WHAT IS EXPECTED: Copy each line of the records that holds the string "Size".

*** MATERIALS PROVIDED Section Begins ***

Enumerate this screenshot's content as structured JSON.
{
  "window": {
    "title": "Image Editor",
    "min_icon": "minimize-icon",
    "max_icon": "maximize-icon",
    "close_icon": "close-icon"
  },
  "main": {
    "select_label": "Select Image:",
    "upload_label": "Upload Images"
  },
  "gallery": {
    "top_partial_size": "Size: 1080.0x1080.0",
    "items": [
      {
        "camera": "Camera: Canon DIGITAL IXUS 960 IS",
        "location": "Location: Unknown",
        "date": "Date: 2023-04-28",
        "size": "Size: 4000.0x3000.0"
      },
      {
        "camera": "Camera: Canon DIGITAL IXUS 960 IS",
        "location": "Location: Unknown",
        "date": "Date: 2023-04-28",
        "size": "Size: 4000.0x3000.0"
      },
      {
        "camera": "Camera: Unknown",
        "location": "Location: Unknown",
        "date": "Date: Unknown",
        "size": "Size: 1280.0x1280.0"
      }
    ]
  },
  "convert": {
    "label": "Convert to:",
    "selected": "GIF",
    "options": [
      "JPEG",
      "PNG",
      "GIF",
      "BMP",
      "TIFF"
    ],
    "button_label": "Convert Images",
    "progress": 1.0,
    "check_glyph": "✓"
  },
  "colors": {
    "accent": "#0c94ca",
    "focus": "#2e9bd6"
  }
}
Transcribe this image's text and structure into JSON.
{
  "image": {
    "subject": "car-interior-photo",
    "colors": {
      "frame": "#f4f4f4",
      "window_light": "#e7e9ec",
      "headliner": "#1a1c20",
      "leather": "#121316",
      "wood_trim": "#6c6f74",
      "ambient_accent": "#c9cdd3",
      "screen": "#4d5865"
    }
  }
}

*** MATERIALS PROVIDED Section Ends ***

ANSWER SPACE:
    "top_partial_size": "Size: 1080.0x1080.0",
        "size": "Size: 4000.0x3000.0"
        "size": "Size: 4000.0x3000.0"
        "size": "Size: 1280.0x1280.0"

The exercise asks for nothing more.